Menopause without the preaching
The M Word is also mercifully free of judgement. HRT is discussed along with complementary therapy and I’m delighted Dr Kaye takes the same view as me: if it works for you and it’s safe, go for it – but make sure you tell your GP.
The one thing that really gets me about menopause advice is it can be another way for women to beat up other women: take HRT and you’ll get cancer or stroke or clots; don’t take HRT and you’ll get osteoporosis or cardio problems or dementia; putting chemicals into your body is bad; herbal remedies are just sugar and water for gullible people etc etc.
Women don’t want scaring into a treatment and we don’t want to be shamed for our choices. We want to know the facts so we can make an informed decision and then be supported in this. Healthcare shouldn’t be Mean Girls and “on Wednesdays, we wear pink.” We need to move the focus onto what is right for you.
Self-help tips and more
This isn’t just a book that explains menopause, symptoms and treatments, however. Each chapter is filled with handy self-help advice, from what clothing to wear to help hot flushes and good bedroom hygiene for night flushes to what to include in a workplace menopause policy and the best sex toys for symptoms and fun.
There’s even a guide to how to put on gel – which resulted in a ridiculous: “Oooooh, right…” from me as I hadn’t been doing it wrong, but I hadn’t been doing it right, neither.

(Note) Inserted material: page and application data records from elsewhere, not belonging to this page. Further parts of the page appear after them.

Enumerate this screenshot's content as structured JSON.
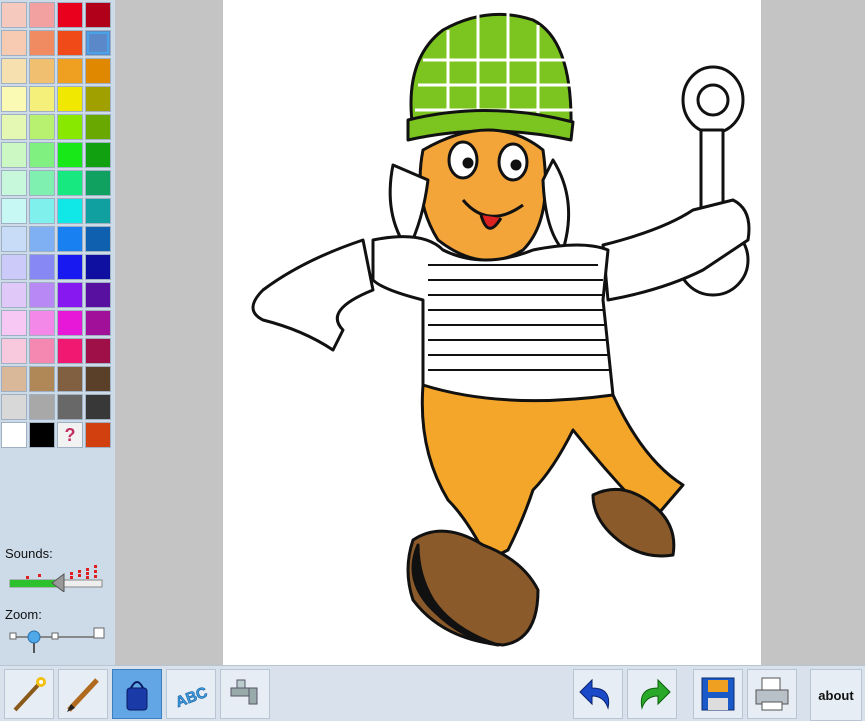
{
  "palette": {
    "colors": [
      "#f6c9bf",
      "#f2a0a0",
      "#e8001c",
      "#b0001a",
      "#f6cbb2",
      "#f08a60",
      "#f04a18",
      "#5a88c8",
      "#f6e0b0",
      "#f0c070",
      "#f0a020",
      "#e08800",
      "#fafab4",
      "#f4f07a",
      "#f0e800",
      "#a0a000",
      "#e4f8b4",
      "#b8f070",
      "#88e800",
      "#68a800",
      "#ccf8c4",
      "#80f080",
      "#18e818",
      "#10a010",
      "#c8f8dc",
      "#80f0b0",
      "#18e880",
      "#10a060",
      "#c8f8f4",
      "#80f0ec",
      "#10e8e8",
      "#10a0a0",
      "#c8dcf8",
      "#80b0f4",
      "#1880f0",
      "#1060b0",
      "#cccaf8",
      "#8888f4",
      "#1818f0",
      "#1010a0",
      "#e0c8f8",
      "#b888f4",
      "#8818f0",
      "#5810a0",
      "#f8c8f4",
      "#f488e8",
      "#e818d8",
      "#a01098",
      "#f8c8dc",
      "#f488b0",
      "#f01870",
      "#a01048",
      "#d8b898",
      "#b08858",
      "#806040",
      "#5a4028",
      "#d8d8d8",
      "#a8a8a8",
      "#686868",
      "#383838"
    ],
    "special": [
      {
        "color": "#ffffff",
        "icon": ""
      },
      {
        "color": "#000000",
        "icon": ""
      },
      {
        "color": "#f2f2f2",
        "icon": "?"
      },
      {
        "color": "#d24010",
        "icon": ""
      }
    ],
    "selected_index": 7
  },
  "sounds": {
    "label": "Sounds:"
  },
  "zoom": {
    "label": "Zoom:"
  },
  "toolbar": {
    "tools": [
      {
        "name": "magic-wand-tool",
        "icon": "magic-wand-icon"
      },
      {
        "name": "pencil-tool",
        "icon": "pencil-icon"
      },
      {
        "name": "paint-bucket-tool",
        "icon": "paint-bucket-icon",
        "active": true
      },
      {
        "name": "text-tool",
        "icon": "text-abc-icon",
        "text": "ABC"
      },
      {
        "name": "faucet-tool",
        "icon": "faucet-icon"
      }
    ],
    "undo": {
      "icon": "undo-arrow-icon"
    },
    "redo": {
      "icon": "redo-arrow-icon"
    },
    "save": {
      "icon": "floppy-disk-icon"
    },
    "print": {
      "icon": "printer-icon"
    },
    "about_label": "about"
  },
  "colors": {
    "panel": "#cddbe9",
    "active_tool": "#62a6e6",
    "paper": "#ffffff"
  }
}
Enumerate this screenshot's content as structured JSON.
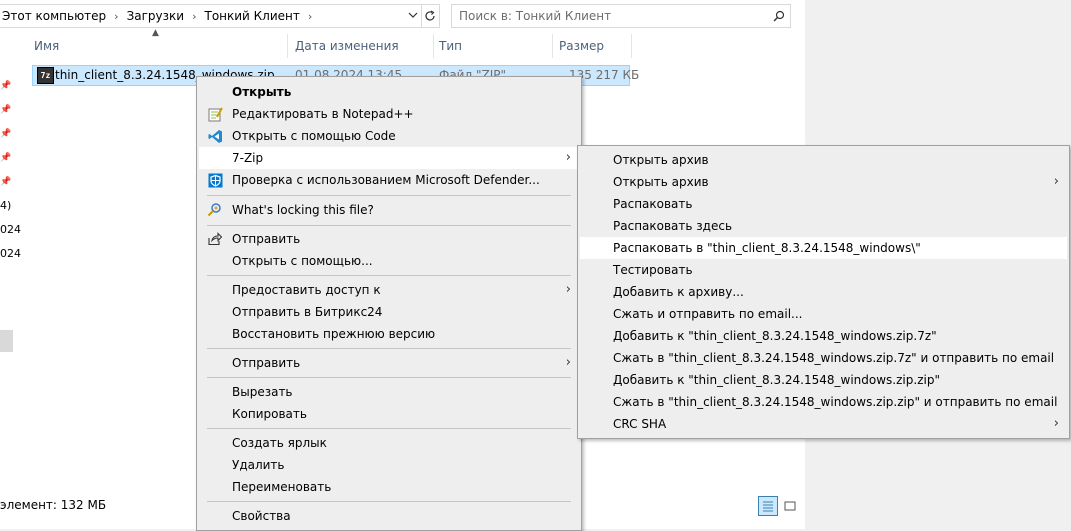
{
  "address": {
    "crumbs": [
      "Этот компьютер",
      "Загрузки",
      "Тонкий Клиент"
    ],
    "separator": "›",
    "search_placeholder": "Поиск в: Тонкий Клиент"
  },
  "columns": {
    "name": "Имя",
    "modified": "Дата изменения",
    "type": "Тип",
    "size": "Размер"
  },
  "file": {
    "icon_text": "7z",
    "name": "thin_client_8.3.24.1548_windows.zip",
    "modified": "01.08.2024 13:45",
    "type": "Файл \"ZIP\"",
    "size": "135 217 КБ"
  },
  "nav_fragments": [
    "4)",
    "024",
    "024"
  ],
  "status": {
    "text": "элемент: 132 МБ"
  },
  "context_menu": {
    "items": [
      {
        "label": "Открыть",
        "icon": ""
      },
      {
        "label": "Редактировать в Notepad++",
        "icon": "notepadpp-icon"
      },
      {
        "label": "Открыть с помощью Code",
        "icon": "vscode-icon"
      },
      {
        "label": "7-Zip",
        "icon": ""
      },
      {
        "label": "Проверка с использованием Microsoft Defender...",
        "icon": "defender-icon"
      },
      {
        "label": "What's locking this file?",
        "icon": "lock-search-icon"
      },
      {
        "label": "Отправить",
        "icon": "share-icon"
      },
      {
        "label": "Открыть с помощью...",
        "icon": ""
      },
      {
        "label": "Предоставить доступ к",
        "icon": ""
      },
      {
        "label": "Отправить в Битрикс24",
        "icon": ""
      },
      {
        "label": "Восстановить прежнюю версию",
        "icon": ""
      },
      {
        "label": "Отправить",
        "icon": ""
      },
      {
        "label": "Вырезать",
        "icon": ""
      },
      {
        "label": "Копировать",
        "icon": ""
      },
      {
        "label": "Создать ярлык",
        "icon": ""
      },
      {
        "label": "Удалить",
        "icon": ""
      },
      {
        "label": "Переименовать",
        "icon": ""
      },
      {
        "label": "Свойства",
        "icon": ""
      }
    ],
    "submenu_arrow": "›"
  },
  "zip_menu": {
    "items": [
      "Открыть архив",
      "Открыть архив",
      "Распаковать",
      "Распаковать здесь",
      "Распаковать в \"thin_client_8.3.24.1548_windows\\\"",
      "Тестировать",
      "Добавить к архиву...",
      "Сжать и отправить по email...",
      "Добавить к \"thin_client_8.3.24.1548_windows.zip.7z\"",
      "Сжать в \"thin_client_8.3.24.1548_windows.zip.7z\" и отправить по email",
      "Добавить к \"thin_client_8.3.24.1548_windows.zip.zip\"",
      "Сжать в \"thin_client_8.3.24.1548_windows.zip.zip\" и отправить по email",
      "CRC SHA"
    ]
  }
}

In between are quotes from everyday women. It’s always good when a celebrity speaks out about their menopause, but it’s the woman on the bus next to you sharing her experiences that really hits home. She’s on the bus, going to work, stressed over the kids or the partner or the cat and hasn’t slept a wink, just like you. It’s why Menopause Cafés are so helpful and supportive and it’s great to see it here (for more women’s voices, check out The Menopause Monologues too. The second edition is out now – and I’m in it!!!)
Should you buy The M Word?
Go into a book shop and while you’ll still have to search to find books about menopause (usually hidden among “healthy eating” – *cough* “diet” – books…) there is a growing number out there and most of a high standard. So should you hand over your £9.99 for The M Word?
I’ve read a few menopause books and hand on heart, this is the one that I’ll keep on my bookshelf (the others I’ve given away). It may not be the most medically encyclopedic or touchy-feely, but it is the only one I’ve read that I wish I’d read five years ago. I didn’t have to re-read paragraphs or feel that I needed to make notes to understand what was being said.
If you’re after a no-nonsense book on menopause, this is for you. There’s no sugar-coating or advice to “love yourself first” (usually followed by the best expensive spa to visit). It is down-to-earth, practical and extremely readable – there’s no need for dictionaries here – which means it’s great for men, too.
I even like Dr Kaye’s jokes. Don’t judge me on that.
And there’s more…
I love that Dr Kaye’s website says she is “nosy”. When people ask me why I became a journalist, I say it’s because I’m nosy, too. It’s a necessary requirement in some jobs – especially a GP. The nosy doctor will ask about your family and your life as well as symptoms because that will help give a better insight as to what may be happening. When it comes to menopause – which isn’t a medical condition and lifestyle can play a huge part in getting through it – give me a nosy doctor any day.
We’re also the same height. Well, we were until menopause hit and I started shrinking.
The M Word: Everything You Need to Know About the Menopause by Dr Philippa Kaye, foreward by Vanessa Feltz, Summersdale, £9.99
*Did you know Mary Tudor had menstrual problems? Hilary Mantel has made me appreciate our ancestors even more. And made me even more determined to help women suffering today. I mean, it’s almost 500 years on and we’re still clinging to chairs during meetings worried that we’re about to collapse with pain…
What books or sites have helped you through menopause? Let me know what you think I should read in the comments below.
Copy of The M Word supplied for review purposes